[Extracted records]
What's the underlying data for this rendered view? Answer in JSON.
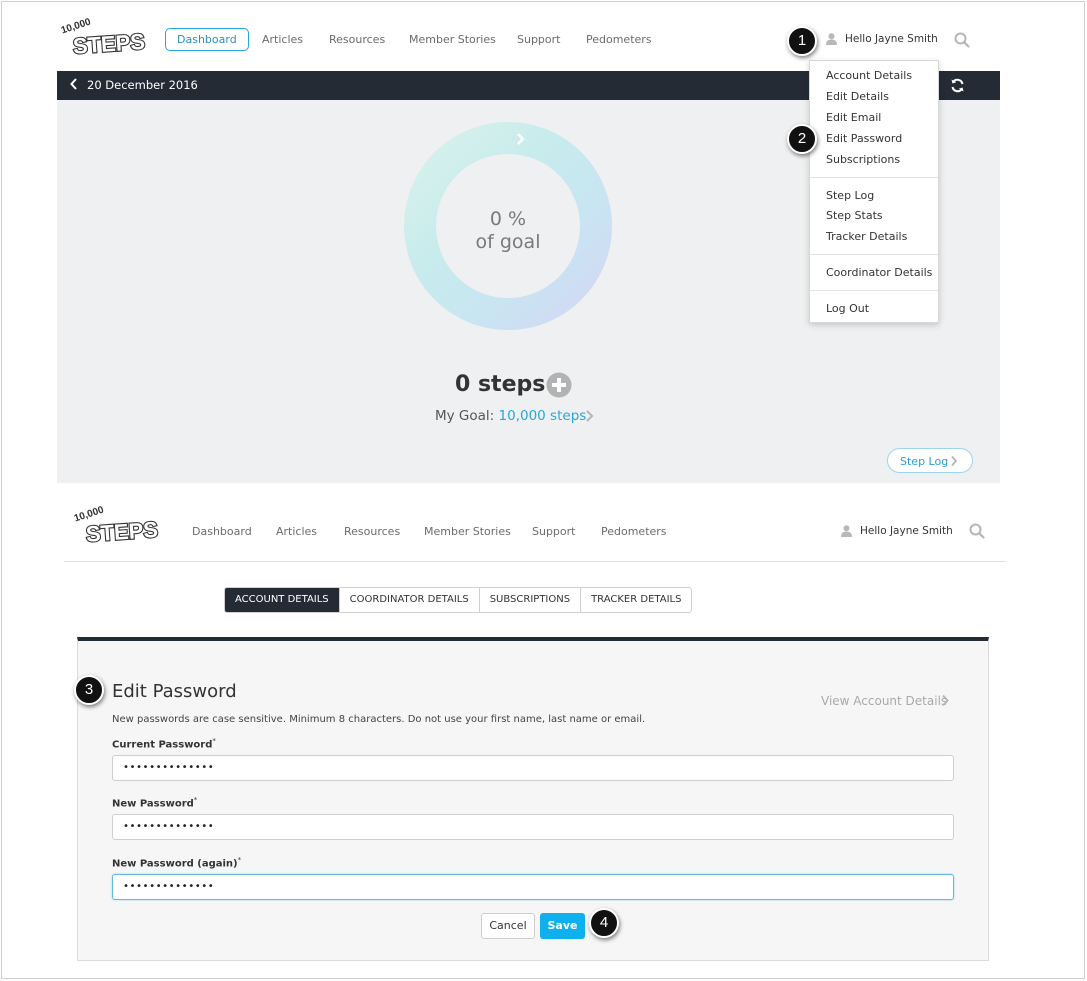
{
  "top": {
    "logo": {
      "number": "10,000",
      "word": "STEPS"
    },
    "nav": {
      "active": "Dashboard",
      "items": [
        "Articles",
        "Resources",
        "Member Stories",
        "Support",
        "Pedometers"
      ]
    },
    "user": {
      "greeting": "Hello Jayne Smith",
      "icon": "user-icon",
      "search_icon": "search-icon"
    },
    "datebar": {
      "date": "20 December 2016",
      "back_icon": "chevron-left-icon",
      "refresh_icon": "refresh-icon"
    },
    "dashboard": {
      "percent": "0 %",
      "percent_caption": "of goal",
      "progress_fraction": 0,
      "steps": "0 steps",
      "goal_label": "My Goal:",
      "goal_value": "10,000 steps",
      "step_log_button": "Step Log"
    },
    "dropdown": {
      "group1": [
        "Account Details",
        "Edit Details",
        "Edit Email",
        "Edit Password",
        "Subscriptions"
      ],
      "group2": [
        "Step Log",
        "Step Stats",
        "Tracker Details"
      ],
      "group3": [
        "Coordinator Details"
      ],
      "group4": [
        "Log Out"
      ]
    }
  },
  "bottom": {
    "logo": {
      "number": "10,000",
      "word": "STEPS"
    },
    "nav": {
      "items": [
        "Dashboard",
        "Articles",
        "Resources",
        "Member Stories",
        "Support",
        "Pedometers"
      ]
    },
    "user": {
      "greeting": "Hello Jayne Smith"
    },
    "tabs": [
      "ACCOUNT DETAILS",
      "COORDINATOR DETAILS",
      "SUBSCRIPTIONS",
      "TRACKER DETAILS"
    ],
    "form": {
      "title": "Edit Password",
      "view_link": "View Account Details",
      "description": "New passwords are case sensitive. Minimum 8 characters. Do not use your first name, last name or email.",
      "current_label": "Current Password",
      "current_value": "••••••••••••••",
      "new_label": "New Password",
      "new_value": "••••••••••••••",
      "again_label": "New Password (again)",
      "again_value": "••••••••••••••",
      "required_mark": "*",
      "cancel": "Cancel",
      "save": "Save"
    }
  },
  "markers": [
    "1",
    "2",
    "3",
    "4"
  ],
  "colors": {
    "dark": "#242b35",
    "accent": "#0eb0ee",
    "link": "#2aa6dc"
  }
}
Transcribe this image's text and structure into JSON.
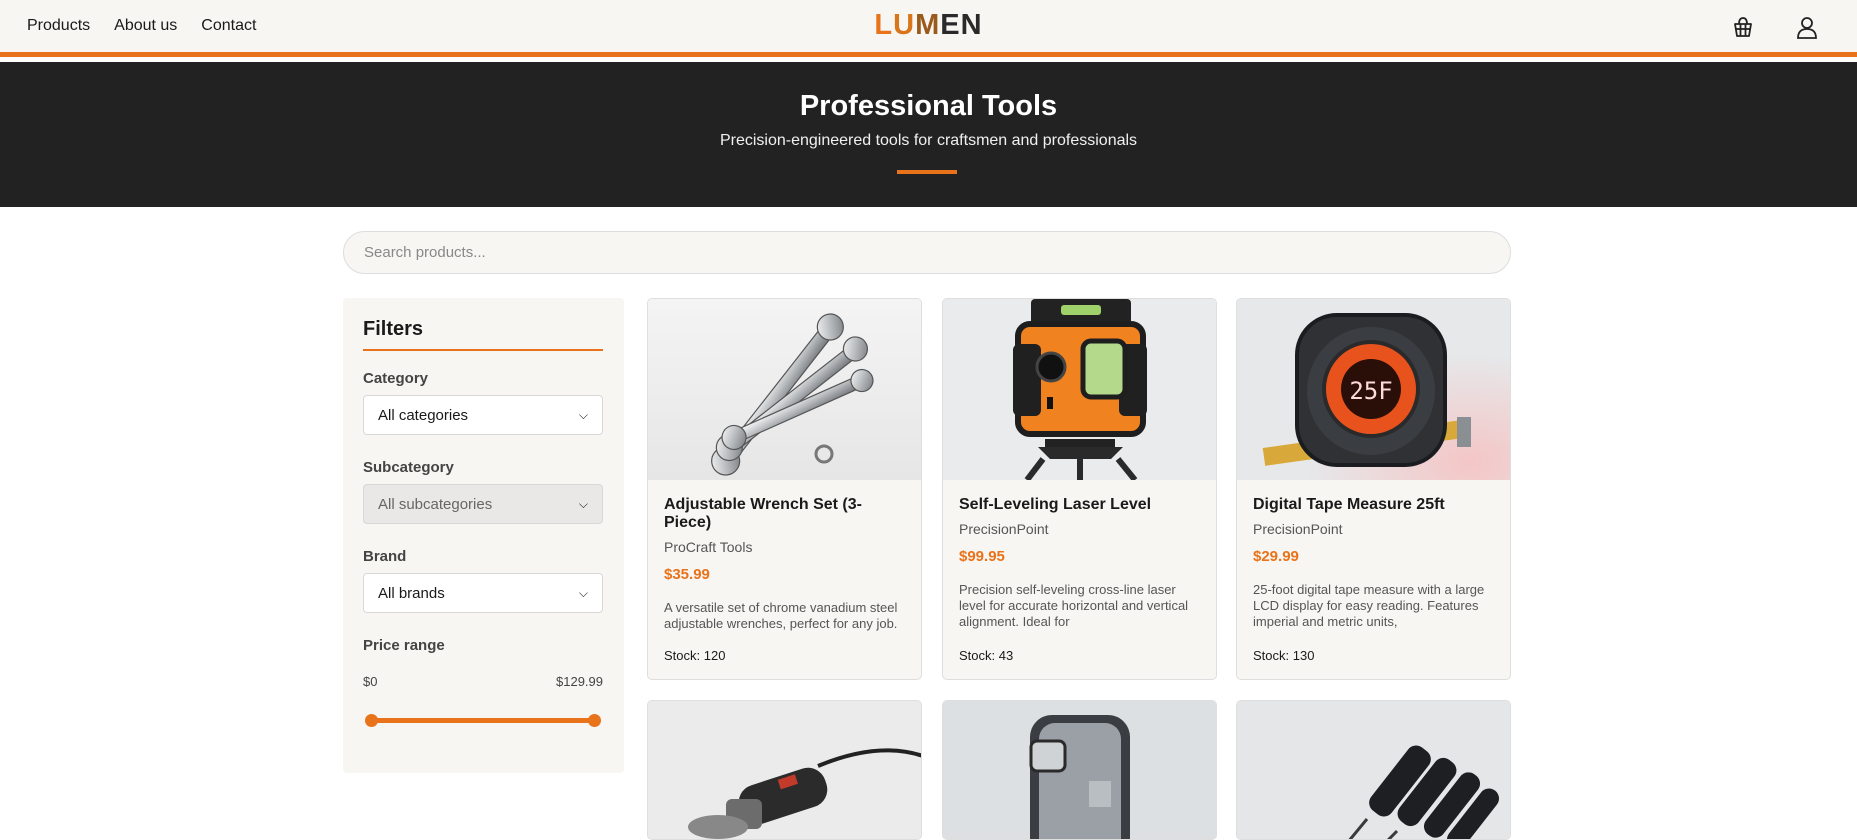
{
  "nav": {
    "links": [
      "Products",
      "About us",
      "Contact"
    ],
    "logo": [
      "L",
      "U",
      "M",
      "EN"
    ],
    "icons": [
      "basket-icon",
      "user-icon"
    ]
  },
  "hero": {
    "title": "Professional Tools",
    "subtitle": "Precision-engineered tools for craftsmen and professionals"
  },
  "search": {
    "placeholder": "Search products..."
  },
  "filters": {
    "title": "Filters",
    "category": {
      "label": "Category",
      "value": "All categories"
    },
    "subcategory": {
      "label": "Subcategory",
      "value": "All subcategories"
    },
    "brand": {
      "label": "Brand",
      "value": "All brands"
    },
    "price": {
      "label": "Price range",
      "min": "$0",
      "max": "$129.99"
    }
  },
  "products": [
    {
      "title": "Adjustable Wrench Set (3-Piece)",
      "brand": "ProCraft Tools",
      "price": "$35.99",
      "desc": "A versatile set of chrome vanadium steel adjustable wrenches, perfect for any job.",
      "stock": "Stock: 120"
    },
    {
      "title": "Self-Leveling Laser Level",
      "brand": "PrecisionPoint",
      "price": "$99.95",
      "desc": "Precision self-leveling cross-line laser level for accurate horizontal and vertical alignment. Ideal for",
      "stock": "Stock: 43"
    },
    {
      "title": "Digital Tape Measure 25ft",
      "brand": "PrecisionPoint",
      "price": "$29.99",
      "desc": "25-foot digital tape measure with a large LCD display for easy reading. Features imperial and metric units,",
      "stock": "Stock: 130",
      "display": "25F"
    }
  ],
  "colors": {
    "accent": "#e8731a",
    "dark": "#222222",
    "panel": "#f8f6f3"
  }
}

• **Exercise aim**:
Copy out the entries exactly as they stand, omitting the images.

• **Solution below**:
What's the underlying data for this rendered view? Answer in JSON.
{
  "top": {
    "logo": {
      "number": "10,000",
      "word": "STEPS"
    },
    "nav": {
      "active": "Dashboard",
      "items": [
        "Articles",
        "Resources",
        "Member Stories",
        "Support",
        "Pedometers"
      ]
    },
    "user": {
      "greeting": "Hello Jayne Smith",
      "icon": "user-icon",
      "search_icon": "search-icon"
    },
    "datebar": {
      "date": "20 December 2016",
      "back_icon": "chevron-left-icon",
      "refresh_icon": "refresh-icon"
    },
    "dashboard": {
      "percent": "0 %",
      "percent_caption": "of goal",
      "progress_fraction": 0,
      "steps": "0 steps",
      "goal_label": "My Goal:",
      "goal_value": "10,000 steps",
      "step_log_button": "Step Log"
    },
    "dropdown": {
      "group1": [
        "Account Details",
        "Edit Details",
        "Edit Email",
        "Edit Password",
        "Subscriptions"
      ],
      "group2": [
        "Step Log",
        "Step Stats",
        "Tracker Details"
      ],
      "group3": [
        "Coordinator Details"
      ],
      "group4": [
        "Log Out"
      ]
    }
  },
  "bottom": {
    "logo": {
      "number": "10,000",
      "word": "STEPS"
    },
    "nav": {
      "items": [
        "Dashboard",
        "Articles",
        "Resources",
        "Member Stories",
        "Support",
        "Pedometers"
      ]
    },
    "user": {
      "greeting": "Hello Jayne Smith"
    },
    "tabs": [
      "ACCOUNT DETAILS",
      "COORDINATOR DETAILS",
      "SUBSCRIPTIONS",
      "TRACKER DETAILS"
    ],
    "form": {
      "title": "Edit Password",
      "view_link": "View Account Details",
      "description": "New passwords are case sensitive. Minimum 8 characters. Do not use your first name, last name or email.",
      "current_label": "Current Password",
      "current_value": "••••••••••••••",
      "new_label": "New Password",
      "new_value": "••••••••••••••",
      "again_label": "New Password (again)",
      "again_value": "••••••••••••••",
      "required_mark": "*",
      "cancel": "Cancel",
      "save": "Save"
    }
  },
  "markers": [
    "1",
    "2",
    "3",
    "4"
  ],
  "colors": {
    "dark": "#242b35",
    "accent": "#0eb0ee",
    "link": "#2aa6dc"
  }
}
Transcribe this image's text and structure into JSON.
{
  "nav": {
    "links": [
      "Products",
      "About us",
      "Contact"
    ],
    "logo": [
      "L",
      "U",
      "M",
      "EN"
    ],
    "icons": [
      "basket-icon",
      "user-icon"
    ]
  },
  "hero": {
    "title": "Professional Tools",
    "subtitle": "Precision-engineered tools for craftsmen and professionals"
  },
  "search": {
    "placeholder": "Search products..."
  },
  "filters": {
    "title": "Filters",
    "category": {
      "label": "Category",
      "value": "All categories"
    },
    "subcategory": {
      "label": "Subcategory",
      "value": "All subcategories"
    },
    "brand": {
      "label": "Brand",
      "value": "All brands"
    },
    "price": {
      "label": "Price range",
      "min": "$0",
      "max": "$129.99"
    }
  },
  "products": [
    {
      "title": "Adjustable Wrench Set (3-Piece)",
      "brand": "ProCraft Tools",
      "price": "$35.99",
      "desc": "A versatile set of chrome vanadium steel adjustable wrenches, perfect for any job.",
      "stock": "Stock: 120"
    },
    {
      "title": "Self-Leveling Laser Level",
      "brand": "PrecisionPoint",
      "price": "$99.95",
      "desc": "Precision self-leveling cross-line laser level for accurate horizontal and vertical alignment. Ideal for",
      "stock": "Stock: 43"
    },
    {
      "title": "Digital Tape Measure 25ft",
      "brand": "PrecisionPoint",
      "price": "$29.99",
      "desc": "25-foot digital tape measure with a large LCD display for easy reading. Features imperial and metric units,",
      "stock": "Stock: 130",
      "display": "25F"
    }
  ],
  "colors": {
    "accent": "#e8731a",
    "dark": "#222222",
    "panel": "#f8f6f3"
  }
}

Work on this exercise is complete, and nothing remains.